- Gravitational Waves in Sheffield, a new series of events planned with UoSheffield Sound Studios. The first one will be on this Friday 4th March, curated by Vanessa Massera and myself. It’ll be in celebration of the upcoming International Womens’ day.
- On the 10th March I’ll start my ODI sound art residency.. Looking forward to getting into that!
- Then going to FoAM Kernow in Penryn for the Tanglebots workshop on Sunday 20th March, a family workshop making robots to make tangles.
- While in Cornwall I’ll be performing with Dave as Slub on Friday 25th March, streaming live to the SuperCollider 20 year birthday party in New York City.
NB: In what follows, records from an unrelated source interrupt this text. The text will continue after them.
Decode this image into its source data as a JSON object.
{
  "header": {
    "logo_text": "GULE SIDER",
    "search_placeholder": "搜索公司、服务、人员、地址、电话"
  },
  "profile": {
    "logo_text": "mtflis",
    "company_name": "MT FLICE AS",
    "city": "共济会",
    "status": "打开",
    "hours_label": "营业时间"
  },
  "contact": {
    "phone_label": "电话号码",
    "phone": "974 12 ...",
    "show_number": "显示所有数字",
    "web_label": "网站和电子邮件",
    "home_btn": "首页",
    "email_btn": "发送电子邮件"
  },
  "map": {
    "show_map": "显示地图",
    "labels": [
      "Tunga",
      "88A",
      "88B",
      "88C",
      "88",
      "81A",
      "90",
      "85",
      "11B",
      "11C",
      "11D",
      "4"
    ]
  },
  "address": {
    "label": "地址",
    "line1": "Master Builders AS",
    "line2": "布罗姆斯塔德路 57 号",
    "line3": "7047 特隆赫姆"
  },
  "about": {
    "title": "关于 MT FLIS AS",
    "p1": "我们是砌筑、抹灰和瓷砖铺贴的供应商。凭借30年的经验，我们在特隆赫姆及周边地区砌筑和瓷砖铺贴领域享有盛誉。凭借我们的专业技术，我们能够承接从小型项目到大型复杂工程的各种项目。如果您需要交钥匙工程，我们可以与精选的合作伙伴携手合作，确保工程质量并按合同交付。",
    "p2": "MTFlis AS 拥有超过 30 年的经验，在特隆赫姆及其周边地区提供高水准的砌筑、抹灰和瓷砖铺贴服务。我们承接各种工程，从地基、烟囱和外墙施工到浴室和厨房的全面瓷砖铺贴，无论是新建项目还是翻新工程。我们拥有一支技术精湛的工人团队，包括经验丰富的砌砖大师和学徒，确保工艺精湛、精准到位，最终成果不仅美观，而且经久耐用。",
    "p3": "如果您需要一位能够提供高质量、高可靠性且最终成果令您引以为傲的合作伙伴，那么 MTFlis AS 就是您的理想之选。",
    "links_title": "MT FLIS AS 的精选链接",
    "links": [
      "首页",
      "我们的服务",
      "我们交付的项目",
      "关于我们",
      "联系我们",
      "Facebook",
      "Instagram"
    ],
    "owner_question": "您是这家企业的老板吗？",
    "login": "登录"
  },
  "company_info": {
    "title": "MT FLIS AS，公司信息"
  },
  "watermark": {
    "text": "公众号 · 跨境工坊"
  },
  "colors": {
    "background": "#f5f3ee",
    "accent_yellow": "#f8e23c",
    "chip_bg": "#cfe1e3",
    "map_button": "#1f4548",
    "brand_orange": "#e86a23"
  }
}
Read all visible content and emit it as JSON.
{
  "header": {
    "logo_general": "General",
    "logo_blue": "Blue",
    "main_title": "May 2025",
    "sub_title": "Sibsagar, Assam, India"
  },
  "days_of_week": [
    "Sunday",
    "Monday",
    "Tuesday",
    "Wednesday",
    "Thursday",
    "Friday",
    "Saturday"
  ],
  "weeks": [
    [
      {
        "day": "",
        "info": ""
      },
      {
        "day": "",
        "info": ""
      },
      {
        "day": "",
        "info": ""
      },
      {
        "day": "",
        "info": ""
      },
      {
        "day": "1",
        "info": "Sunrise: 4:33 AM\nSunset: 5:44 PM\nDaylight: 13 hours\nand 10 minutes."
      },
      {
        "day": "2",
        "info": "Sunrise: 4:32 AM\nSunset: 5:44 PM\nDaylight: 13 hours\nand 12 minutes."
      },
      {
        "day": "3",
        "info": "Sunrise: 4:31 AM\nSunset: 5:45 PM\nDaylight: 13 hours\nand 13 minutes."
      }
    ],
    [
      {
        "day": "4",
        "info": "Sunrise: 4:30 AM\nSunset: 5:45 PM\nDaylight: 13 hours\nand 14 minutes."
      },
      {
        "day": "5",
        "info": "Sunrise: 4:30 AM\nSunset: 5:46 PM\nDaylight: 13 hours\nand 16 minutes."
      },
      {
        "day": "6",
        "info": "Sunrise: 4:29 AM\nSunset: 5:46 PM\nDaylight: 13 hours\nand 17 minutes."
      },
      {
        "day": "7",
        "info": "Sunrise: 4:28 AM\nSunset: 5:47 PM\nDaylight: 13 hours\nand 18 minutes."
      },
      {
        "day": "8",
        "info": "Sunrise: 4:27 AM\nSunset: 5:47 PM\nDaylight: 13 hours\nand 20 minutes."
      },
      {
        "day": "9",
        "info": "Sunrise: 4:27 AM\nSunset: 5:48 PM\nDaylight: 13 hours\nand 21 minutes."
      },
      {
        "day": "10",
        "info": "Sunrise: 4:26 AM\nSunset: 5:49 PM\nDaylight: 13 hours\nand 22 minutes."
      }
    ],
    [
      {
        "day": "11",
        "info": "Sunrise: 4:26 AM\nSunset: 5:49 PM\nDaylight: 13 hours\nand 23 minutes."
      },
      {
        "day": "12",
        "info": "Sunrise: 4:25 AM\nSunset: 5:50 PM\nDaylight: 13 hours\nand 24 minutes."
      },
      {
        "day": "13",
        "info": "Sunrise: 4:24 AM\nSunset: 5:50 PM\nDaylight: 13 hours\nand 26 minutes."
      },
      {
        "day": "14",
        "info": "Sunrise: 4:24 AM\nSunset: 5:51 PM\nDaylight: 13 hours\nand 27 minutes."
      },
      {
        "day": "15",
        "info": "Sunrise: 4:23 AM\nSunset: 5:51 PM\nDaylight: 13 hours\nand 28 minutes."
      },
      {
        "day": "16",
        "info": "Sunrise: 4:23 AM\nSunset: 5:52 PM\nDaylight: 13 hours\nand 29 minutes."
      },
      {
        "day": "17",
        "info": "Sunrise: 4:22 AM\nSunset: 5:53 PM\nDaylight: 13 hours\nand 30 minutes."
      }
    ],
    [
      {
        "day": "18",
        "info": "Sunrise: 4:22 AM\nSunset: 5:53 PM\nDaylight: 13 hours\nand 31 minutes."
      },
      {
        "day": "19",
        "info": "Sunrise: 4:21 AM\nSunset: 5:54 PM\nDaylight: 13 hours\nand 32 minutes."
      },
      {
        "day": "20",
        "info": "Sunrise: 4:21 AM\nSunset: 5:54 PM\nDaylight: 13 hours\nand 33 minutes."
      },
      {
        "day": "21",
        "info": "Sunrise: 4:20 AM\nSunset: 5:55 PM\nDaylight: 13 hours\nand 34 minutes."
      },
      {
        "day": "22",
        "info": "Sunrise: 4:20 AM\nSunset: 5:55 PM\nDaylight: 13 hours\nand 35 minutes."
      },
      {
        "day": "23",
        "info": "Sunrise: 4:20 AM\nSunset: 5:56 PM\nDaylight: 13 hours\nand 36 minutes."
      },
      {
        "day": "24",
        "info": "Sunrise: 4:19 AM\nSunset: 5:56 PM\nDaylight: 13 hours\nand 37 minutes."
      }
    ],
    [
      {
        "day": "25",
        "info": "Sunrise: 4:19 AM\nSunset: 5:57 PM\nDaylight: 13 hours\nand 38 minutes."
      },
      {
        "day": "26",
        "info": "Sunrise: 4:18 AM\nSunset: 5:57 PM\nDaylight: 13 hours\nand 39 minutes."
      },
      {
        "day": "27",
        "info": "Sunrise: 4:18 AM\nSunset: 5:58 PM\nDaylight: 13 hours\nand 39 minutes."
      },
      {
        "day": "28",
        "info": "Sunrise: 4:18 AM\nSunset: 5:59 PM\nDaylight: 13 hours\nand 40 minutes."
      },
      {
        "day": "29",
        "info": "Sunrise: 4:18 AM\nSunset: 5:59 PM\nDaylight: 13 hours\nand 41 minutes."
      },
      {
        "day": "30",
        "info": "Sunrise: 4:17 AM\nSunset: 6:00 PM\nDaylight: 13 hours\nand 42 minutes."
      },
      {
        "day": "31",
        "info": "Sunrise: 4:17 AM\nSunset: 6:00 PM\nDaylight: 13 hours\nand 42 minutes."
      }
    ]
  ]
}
- Then back to Sheffield for EulerRoom on 9th April, another new series of events I’m doing, with focus on live stream. The first one will be multichannel, featuring the excellent Joanne Armitage and Calum Gunn, plus myself as resident live coder. It’ll be multichannel as well, with four stacks of dangernoise PA, bang.
- Further ahead I’ll be giving a talk at the excellently named AHEM conference on unravelling live coding on the 15th April, and a couple of weeks later joining an Algorave tour around Leeds, Newcastle and London..
I asked around the social media, “What are the good open access journals in digital arts, computer music etc?” Motivated by deciding that once I get some commitments out of the way, I’m not going to write for closed access publication any more, especially not with public funds. The results so far, in no particular order:
- Computational Culture: A Journal of Software Studies
- Dancecult: Journal of Electronic Dance Music Culture
- eContact! Online Journal for Electroacoustic Practices
http://econtact.ca/ (not peer reviewed)
- Interference: A Journal of Audio Culture
- Journal of Sonic Studies
http://www.fupress.net/index.php/mt (not peer reviewed)
- Journal for Research Cultures
- Emperical Musicology Review
- Music Theory Online
- Journal of Science and Technology of the Arts
- Leibniz International Proceedings in Informatics
- Journal of Artistic Research